• [WORK TO COMPLETE] Only lines containing "Stephanie" belong in the answer, each copied from the entries below.

• [TASK INPUT]
====================

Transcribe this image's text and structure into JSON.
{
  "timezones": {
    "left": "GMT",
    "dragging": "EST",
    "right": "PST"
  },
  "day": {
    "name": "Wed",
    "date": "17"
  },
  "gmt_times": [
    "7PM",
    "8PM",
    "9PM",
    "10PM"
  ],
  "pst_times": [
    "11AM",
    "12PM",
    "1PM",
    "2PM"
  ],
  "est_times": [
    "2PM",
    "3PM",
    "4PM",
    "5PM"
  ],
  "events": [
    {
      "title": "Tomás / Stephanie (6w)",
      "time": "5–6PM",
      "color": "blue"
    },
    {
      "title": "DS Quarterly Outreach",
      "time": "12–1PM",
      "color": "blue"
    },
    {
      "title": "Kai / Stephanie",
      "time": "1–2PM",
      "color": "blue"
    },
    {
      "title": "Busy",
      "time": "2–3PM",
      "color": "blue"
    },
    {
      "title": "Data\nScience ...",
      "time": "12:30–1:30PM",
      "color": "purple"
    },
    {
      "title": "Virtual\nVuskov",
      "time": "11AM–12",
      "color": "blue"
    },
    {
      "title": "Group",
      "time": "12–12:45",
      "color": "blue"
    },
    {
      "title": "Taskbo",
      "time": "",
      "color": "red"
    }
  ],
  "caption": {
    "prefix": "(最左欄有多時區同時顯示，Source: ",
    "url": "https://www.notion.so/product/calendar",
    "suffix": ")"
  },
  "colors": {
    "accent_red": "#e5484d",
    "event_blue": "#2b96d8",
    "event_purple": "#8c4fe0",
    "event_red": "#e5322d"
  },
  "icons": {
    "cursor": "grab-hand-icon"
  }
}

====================

• [COMPLETED EXERCISE]
      "title": "Tomás / Stephanie (6w)",
      "title": "Kai / Stephanie",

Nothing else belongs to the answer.